In Experiment 3, I compared bidialectal speakers of AAL and MAE and monodialectal speakers of MAE. On the rating task from Experiment 1, bidialectal participants showed a greater degree of differentiation between sentences that are grammatical in AAL and sentences that are ungrammatical in AAL, compared to monodialectal participants. However, both groups of participants indicated that ungrammatical sentences are broadly more likely in AAL than MAE, contrary to usage patterns in the world. On the transcription task from Experiment 2, bidialectal participants were overall more likely to transcribe regularized subject-verb agreement, but they differentiated between AAL- and MAE-speaking voices to the same degree as monodialectal participants. Both groups were more likely to use MAE subject-verb agreement (He sits still) than regularized subject-verb agreement (He sit still). These results suggest that bidialectal listeners broadly expect regularized subject-verb agreement to a greater degree than do monodialectal listeners, rather than making stronger predictions about a given speaker.
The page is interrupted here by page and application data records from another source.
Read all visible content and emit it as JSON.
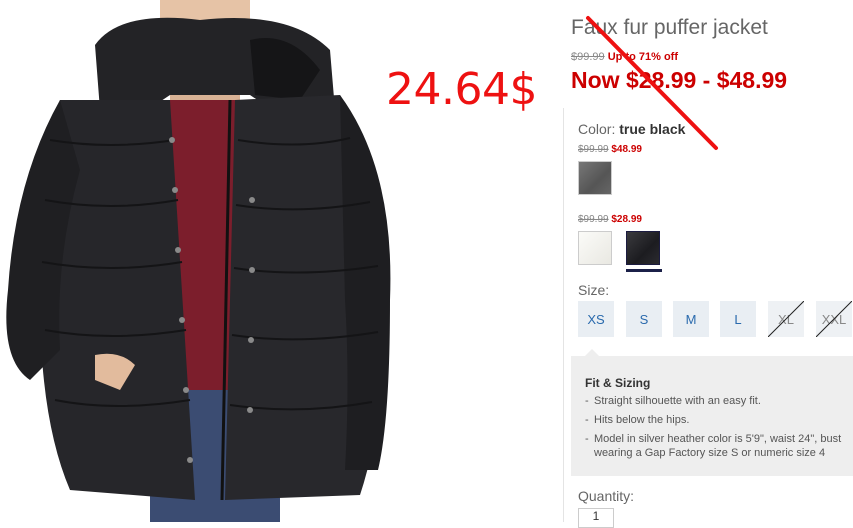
{
  "overlay_price": "24.64$",
  "product": {
    "title": "Faux fur puffer jacket",
    "was_price": "$99.99",
    "discount": "Up to 71% off",
    "now_price": "Now $28.99 - $48.99"
  },
  "color": {
    "label": "Color:",
    "selected": "true black",
    "groups": [
      {
        "was": "$99.99",
        "sale": "$48.99"
      },
      {
        "was": "$99.99",
        "sale": "$28.99"
      }
    ]
  },
  "size": {
    "label": "Size:",
    "options": [
      {
        "label": "XS",
        "available": true
      },
      {
        "label": "S",
        "available": true
      },
      {
        "label": "M",
        "available": true
      },
      {
        "label": "L",
        "available": true
      },
      {
        "label": "XL",
        "available": false
      },
      {
        "label": "XXL",
        "available": false
      }
    ]
  },
  "fit": {
    "title": "Fit & Sizing",
    "items": [
      "Straight silhouette with an easy fit.",
      "Hits below the hips.",
      "Model in silver heather color is 5'9\", waist 24\", bust",
      "wearing a Gap Factory size S or numeric size 4"
    ]
  },
  "quantity": {
    "label": "Quantity:",
    "value": "1"
  },
  "colors": {
    "sale_red": "#cc0000",
    "overlay_red": "#ee1111",
    "link_blue": "#2a6aad"
  }
}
Moreover, while bidialectal listeners have a more granular sense of AAL’s grammatical rules, all listeners still favor MAE, likely reflecting MAE’s dominant status.
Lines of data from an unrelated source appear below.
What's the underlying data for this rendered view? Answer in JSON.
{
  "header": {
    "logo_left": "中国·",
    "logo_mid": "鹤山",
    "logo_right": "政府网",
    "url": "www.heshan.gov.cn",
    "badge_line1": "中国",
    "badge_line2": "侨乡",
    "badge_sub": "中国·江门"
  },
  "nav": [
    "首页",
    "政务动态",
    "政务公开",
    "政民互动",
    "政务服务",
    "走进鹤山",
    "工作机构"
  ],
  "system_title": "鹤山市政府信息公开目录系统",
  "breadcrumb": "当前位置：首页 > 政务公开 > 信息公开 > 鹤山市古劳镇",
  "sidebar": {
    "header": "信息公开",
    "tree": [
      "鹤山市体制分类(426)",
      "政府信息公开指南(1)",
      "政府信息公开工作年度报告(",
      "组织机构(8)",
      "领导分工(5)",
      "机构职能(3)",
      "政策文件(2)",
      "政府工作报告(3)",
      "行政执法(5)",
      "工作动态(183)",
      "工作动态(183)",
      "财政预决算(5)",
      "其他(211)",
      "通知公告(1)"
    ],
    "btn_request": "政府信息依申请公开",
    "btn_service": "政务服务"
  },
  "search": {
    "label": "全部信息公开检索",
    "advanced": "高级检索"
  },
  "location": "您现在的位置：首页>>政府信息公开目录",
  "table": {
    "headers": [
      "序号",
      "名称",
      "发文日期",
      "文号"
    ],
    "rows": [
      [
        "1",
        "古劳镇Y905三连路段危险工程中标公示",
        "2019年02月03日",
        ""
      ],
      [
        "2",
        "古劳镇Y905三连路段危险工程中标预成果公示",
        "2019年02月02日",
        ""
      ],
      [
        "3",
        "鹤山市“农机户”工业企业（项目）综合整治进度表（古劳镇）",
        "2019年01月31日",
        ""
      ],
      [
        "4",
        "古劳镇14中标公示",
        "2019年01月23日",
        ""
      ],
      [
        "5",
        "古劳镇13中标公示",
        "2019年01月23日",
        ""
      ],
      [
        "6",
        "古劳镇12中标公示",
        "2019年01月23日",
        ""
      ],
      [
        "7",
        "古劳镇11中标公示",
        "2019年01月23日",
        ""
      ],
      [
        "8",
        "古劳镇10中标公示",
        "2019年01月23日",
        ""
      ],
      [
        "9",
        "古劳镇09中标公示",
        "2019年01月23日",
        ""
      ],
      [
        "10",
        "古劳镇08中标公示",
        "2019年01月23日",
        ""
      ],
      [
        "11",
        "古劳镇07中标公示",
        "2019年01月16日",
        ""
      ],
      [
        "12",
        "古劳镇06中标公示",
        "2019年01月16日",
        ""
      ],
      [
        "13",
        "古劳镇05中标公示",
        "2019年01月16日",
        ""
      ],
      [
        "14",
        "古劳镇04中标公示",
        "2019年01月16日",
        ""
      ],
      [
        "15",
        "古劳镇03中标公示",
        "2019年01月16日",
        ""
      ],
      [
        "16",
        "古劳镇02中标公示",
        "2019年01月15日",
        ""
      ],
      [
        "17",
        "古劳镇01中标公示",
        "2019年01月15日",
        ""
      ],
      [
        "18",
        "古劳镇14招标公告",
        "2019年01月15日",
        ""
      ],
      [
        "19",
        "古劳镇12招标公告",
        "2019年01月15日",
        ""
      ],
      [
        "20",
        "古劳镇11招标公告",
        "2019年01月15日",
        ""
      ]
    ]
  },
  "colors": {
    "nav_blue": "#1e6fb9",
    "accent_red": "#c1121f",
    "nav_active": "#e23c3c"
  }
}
In Experiment 4, I asked how listeners use their knowledge of variation in subject-verb agreement to guide real-time interpretation of sentences, again comparing bidialectal and monodialectal participants. Participants heard sentences like The duck(s) swim in the pond, where they must rely on the agreement morphology of the verb to determine whether the subject of the sentence is singular or plural, since a segmentation ambiguity makes it unclear whether the noun ends in -s. In MAE, only a plural interpretation is available, while in AAL, a singular interpretation is also available. Participants’ eye-movements were tracked as they looked at and selected images on a screen. Participants were more likely to look at and select a singular image if the sentence was presented in an AAL-speaking voice, compared to an MAE-speaking voice, and bidialectal participants were more likely to look at and select a singular image, compared to monodialectal participants. As with the transcription task in Experiment 3, this suggests that bidialectal participants are broadly more likely to consider the possibility that a speaker uses regularized SVA, compared to monodialectal participants, but their linguistic expectations are not more strongly differentiated based on the grammar of their interlocutor.
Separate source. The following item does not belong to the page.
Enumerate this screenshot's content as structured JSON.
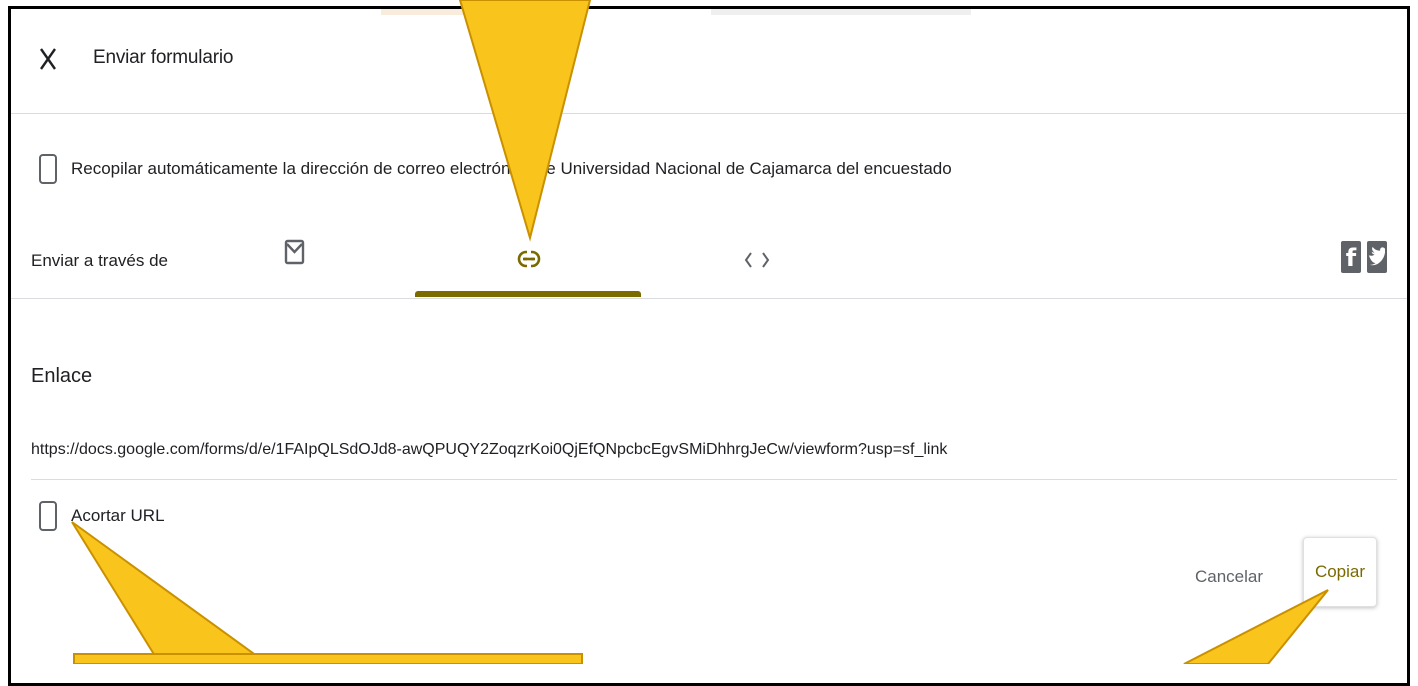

These results make it clear that listeners have mental models of morphosyntactic variation, which can be characterized along a variety of dimensions, including the syntax, semantics, and indexicality (social meaning) of a given variable. This can serve as a foundation for future inquiry into the details of these models and the real-time switching and control dynamics as listeners adjust to different varieties in their environment.